SharePoint manages your Word Documents, Excel Spreadsheets, and the occasional list of details while Sitecore provides the platform to manage and then display your organization's 'thoughts' for the public.

Sitecore is a platform specifically designed to collect 'thoughts' (content) about your organization in a simple to manage manner, for future display to the public (your website audience.) Content that belongs on your website is usually abstract and does not fit into the nice idea of a single document or page that SharePoint pushes when designing a site. This separation of 'thoughts' and display gives Sitecore an upper hand in allowing you to build the web experience your public deserves!

If you are starting to feel a little excitement towards this Sitecore product, let me bring up the excellent Customer Engagement Platform (CEP.) From the SharePoint guy’s view, this is audience targeting on steroids. CEP is a way for you set up targeted ‘thoughts’ based on the current user’s current and past actions on your site, as well as how they arrived to your site. Now with a targeted web experience your public will enjoy spending time exploring your ‘thoughts.’

To my future clients reading, yes, my team can deploy your public site on SharePoint, but we strongly implore you to look at Sitecore, and consider the benefits and ease you could provide both your IT team and content owners by using a true WCM system instead.

Now that I have given you a taste as to what might exist outside your SharePoint fortress, I will explain the details of Sitecore through the lenses of a seasoned SharePoint developer to help you clearly see the benefits to Sitecore and how to leverage it to turn your ‘thoughts’ into a web experience deserving of the your public.
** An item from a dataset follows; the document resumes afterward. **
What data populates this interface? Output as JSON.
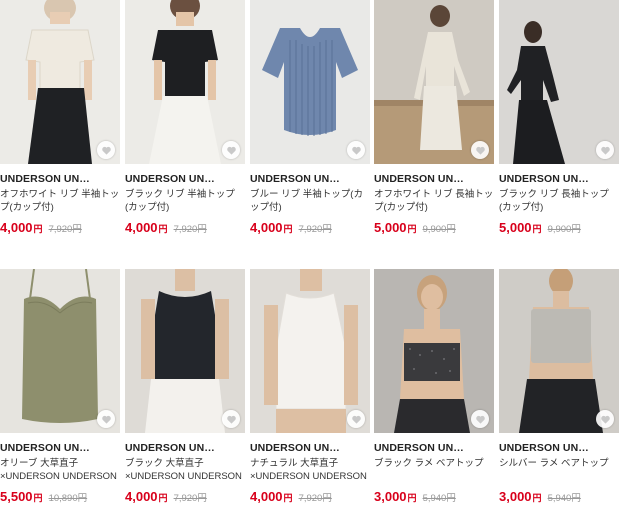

Scott Gillis, Lead Consultant at Paragon and 2017 Sitecore MVP, has been working with Sitecore for several years. He has a deep passion for helping clients leverage their content and data into powerful new capabilities in Sitecore and has produced successful outcomes as the technical lead on numerous, complex implementations. Recently, Scott has been focusing on helping these clients take advantage of the wealth of data collected by Sitecore Experience Analytics.